By: Linda Connor Lambeck
The web cam is trained on Mystic’s three resident beluga whales — Kela, Juno and Naluark — and is sponsored by the Aquarion Water Co. Anyone who visits Aquarion’s website (www.aquarionwater.com)can access live-streaming video and information about the whales.
Barnum students helped premiere the live-stream cam on a wide screen monitor in the school’s all-purpose room with a bevy of school, government and water company officials.
Garcia and her classmates saw the whales during feeding and training time. In the corner of the screen, a sign was held up welcoming Barnum School.
Tracy Romano, a whale researcher at Mystic Aquarium, told the students belugas are about the coolest animals on the planet and chow down on 50 to 80 pounds of fish a day.
U.S. Sen. Richard Blumenthal, D-Conn., who attended the event, suggested exhibits like this will help teach people about the fragile nature of habitats and the environment.

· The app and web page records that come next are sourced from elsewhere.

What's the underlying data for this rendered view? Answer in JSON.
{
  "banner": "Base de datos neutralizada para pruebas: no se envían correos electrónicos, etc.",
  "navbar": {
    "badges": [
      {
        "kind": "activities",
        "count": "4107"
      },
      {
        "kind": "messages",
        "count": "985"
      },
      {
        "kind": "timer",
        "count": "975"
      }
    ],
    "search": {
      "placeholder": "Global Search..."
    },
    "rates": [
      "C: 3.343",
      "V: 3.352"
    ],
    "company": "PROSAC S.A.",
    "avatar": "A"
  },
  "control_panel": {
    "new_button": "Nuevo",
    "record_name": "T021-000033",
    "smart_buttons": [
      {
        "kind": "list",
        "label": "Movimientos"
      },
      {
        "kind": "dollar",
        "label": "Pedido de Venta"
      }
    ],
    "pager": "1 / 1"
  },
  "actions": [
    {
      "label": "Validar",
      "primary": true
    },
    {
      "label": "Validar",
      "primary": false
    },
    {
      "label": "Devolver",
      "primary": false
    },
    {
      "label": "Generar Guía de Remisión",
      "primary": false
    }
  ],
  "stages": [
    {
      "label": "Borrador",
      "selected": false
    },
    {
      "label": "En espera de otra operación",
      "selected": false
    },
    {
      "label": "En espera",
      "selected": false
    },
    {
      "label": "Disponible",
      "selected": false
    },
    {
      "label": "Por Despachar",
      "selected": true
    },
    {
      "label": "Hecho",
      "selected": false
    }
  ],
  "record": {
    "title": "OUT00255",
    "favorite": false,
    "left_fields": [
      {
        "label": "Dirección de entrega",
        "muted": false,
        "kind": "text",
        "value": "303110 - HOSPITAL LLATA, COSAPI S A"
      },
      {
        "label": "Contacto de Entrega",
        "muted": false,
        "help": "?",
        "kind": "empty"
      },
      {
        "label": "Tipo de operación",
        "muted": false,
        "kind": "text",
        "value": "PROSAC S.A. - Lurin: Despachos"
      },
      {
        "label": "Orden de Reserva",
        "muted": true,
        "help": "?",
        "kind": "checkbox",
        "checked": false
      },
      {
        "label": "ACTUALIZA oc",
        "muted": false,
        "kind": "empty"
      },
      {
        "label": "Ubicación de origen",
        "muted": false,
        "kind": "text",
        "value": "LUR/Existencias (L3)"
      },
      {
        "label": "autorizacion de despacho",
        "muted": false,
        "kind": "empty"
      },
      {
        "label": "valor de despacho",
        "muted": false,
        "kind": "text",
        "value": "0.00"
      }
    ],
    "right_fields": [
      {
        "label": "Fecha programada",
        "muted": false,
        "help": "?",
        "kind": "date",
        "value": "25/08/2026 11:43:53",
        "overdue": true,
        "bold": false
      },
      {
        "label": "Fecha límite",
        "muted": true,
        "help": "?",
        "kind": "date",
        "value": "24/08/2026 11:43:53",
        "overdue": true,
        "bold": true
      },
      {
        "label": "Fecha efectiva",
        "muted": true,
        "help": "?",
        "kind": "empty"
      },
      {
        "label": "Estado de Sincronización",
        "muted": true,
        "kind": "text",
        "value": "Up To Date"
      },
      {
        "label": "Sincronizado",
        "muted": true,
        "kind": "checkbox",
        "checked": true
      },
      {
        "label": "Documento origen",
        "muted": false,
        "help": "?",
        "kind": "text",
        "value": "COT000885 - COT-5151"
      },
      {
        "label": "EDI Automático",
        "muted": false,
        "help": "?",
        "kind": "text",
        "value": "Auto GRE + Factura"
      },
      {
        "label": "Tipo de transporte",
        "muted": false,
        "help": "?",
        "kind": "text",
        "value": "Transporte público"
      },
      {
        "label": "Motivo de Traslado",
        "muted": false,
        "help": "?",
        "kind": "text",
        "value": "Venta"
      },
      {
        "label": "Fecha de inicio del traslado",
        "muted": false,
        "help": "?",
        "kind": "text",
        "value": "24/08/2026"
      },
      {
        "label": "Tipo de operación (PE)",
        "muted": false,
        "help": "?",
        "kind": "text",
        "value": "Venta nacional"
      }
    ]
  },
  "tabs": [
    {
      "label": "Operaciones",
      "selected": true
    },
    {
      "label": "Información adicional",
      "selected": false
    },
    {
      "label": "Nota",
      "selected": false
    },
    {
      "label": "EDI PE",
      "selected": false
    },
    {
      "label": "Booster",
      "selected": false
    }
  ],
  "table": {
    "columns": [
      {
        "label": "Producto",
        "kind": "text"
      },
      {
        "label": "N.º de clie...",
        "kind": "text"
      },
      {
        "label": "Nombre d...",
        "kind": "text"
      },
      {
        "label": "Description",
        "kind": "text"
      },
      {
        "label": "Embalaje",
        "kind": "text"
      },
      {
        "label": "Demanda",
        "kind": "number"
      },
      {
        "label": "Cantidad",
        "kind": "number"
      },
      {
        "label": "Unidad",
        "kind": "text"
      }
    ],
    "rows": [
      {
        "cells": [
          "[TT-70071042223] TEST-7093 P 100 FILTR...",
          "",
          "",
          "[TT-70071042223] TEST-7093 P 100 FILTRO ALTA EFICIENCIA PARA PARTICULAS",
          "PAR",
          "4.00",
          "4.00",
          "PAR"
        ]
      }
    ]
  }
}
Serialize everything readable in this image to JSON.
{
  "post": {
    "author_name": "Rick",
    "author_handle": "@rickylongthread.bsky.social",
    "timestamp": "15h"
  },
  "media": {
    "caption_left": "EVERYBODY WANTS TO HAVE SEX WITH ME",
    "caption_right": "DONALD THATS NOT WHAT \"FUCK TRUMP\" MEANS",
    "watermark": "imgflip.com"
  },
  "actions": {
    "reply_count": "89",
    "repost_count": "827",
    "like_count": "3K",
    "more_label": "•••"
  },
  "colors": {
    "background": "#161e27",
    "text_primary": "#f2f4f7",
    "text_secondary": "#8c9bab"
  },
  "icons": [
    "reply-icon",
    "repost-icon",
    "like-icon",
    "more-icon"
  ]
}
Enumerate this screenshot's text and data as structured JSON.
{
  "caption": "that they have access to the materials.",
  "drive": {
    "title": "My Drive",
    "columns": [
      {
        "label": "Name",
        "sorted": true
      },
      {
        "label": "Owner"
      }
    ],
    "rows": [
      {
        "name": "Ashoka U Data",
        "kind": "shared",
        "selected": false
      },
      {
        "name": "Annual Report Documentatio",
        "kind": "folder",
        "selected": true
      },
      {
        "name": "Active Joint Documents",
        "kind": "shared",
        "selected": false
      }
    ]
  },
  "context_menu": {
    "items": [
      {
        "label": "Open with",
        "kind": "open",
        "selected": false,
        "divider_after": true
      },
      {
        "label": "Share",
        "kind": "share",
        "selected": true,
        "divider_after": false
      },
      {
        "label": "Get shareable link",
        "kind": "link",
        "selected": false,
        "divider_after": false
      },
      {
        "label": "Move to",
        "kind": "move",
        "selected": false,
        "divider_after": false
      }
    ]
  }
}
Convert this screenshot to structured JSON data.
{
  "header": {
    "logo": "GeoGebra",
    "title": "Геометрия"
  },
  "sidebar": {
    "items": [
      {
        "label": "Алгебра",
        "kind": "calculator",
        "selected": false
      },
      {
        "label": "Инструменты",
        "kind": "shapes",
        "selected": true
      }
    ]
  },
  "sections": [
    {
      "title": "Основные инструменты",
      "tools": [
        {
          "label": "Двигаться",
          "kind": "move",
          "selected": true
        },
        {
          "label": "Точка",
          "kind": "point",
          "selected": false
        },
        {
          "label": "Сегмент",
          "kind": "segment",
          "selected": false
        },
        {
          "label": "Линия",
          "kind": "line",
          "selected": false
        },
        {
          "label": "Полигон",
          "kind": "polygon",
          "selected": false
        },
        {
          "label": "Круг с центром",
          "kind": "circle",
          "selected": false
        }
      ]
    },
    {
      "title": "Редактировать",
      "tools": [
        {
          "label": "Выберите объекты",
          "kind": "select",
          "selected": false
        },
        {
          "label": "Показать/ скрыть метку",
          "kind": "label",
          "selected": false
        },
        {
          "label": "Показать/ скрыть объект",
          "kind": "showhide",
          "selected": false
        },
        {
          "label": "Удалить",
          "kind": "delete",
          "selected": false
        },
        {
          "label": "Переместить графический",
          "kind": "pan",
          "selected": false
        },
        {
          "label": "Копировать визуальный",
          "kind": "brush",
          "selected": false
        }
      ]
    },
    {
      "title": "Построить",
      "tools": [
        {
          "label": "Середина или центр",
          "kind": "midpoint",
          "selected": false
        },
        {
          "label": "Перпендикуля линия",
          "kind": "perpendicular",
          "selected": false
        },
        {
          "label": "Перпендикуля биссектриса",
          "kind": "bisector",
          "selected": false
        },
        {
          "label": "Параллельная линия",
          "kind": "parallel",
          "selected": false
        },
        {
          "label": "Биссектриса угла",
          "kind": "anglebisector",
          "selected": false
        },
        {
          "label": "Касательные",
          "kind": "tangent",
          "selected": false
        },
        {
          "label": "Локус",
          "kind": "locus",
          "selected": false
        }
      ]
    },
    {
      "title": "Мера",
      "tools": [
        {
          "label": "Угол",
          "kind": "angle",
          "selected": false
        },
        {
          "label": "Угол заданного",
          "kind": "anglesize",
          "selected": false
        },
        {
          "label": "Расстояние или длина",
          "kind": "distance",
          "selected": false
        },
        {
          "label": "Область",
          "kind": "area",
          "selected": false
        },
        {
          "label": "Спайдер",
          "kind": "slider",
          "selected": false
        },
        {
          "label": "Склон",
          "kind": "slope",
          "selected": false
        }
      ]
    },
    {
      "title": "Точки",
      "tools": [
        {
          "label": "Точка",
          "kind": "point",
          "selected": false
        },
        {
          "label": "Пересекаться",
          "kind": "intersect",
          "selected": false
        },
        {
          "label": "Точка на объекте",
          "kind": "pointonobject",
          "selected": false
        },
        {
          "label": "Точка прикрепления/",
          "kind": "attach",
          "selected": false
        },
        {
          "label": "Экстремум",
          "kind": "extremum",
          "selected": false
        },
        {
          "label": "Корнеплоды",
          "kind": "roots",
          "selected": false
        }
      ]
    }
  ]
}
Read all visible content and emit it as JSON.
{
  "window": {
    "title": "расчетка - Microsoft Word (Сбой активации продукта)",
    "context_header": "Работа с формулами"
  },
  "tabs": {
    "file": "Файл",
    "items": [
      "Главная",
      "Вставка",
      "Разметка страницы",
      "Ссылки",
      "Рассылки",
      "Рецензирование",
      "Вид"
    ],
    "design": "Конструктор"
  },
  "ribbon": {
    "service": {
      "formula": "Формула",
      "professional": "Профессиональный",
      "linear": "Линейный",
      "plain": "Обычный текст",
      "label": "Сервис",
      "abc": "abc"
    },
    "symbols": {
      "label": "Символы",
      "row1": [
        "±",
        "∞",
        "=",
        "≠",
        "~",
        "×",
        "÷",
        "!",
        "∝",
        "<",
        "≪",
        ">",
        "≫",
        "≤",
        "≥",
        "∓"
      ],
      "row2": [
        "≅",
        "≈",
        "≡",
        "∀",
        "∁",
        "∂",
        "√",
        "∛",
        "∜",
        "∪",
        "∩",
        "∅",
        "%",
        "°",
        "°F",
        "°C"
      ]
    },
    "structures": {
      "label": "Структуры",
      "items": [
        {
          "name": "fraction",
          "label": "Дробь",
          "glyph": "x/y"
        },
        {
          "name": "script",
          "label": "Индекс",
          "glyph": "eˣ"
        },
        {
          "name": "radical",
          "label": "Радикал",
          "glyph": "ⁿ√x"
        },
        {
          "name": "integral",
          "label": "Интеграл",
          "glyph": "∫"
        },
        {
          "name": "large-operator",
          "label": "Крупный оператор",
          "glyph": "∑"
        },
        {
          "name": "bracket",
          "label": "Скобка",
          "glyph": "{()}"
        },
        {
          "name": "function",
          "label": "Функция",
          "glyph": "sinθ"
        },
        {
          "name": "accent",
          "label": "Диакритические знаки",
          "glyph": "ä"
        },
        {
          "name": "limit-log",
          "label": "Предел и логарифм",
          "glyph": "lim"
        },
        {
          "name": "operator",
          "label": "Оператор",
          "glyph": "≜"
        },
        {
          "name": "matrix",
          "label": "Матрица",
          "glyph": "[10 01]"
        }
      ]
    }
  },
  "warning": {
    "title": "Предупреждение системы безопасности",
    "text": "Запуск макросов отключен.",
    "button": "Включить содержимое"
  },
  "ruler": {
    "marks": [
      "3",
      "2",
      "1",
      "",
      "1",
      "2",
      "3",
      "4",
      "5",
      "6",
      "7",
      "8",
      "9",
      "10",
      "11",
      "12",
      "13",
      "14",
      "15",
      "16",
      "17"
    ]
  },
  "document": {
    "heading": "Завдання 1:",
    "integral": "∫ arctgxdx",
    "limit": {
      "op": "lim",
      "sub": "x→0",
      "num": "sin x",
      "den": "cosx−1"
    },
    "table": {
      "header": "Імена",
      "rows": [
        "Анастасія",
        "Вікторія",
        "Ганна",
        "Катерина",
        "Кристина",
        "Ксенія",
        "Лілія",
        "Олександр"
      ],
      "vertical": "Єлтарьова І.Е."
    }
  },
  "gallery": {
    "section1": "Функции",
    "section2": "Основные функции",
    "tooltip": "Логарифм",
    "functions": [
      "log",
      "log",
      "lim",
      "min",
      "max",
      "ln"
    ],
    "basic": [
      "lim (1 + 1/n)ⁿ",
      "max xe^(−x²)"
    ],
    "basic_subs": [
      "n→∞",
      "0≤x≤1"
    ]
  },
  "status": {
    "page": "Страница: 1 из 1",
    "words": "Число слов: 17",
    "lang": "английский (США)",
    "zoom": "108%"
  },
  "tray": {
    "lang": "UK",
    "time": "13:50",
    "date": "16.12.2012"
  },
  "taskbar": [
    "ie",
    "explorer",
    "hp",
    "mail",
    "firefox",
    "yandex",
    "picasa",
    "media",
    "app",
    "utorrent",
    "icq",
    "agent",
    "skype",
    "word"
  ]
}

“It will help educate and raise awareness to the dangers to these great mammals,” Blumenthal said. “I hope that these kids will become the future champions of stopping the environmental pollution and contamination that endanger our planet.”
Mayor Bill Finch told Barnum students there will soon be a fish migration web cam from Beardsley Park on the city’s website.
Stephen M. Coan, of the Sea Research Foundation, which runs Mystic Aquarium, said the aquarium is one of the few that house beluga whales in an outdoor arctic environment made up of a series of interconnected pools.
Aquarion began working with Mystic Aquarium last summer to create a way for people to learn about the marine mammals, which require fresh water to survive.
“It’s an important resource and a limited supply,” Coan said.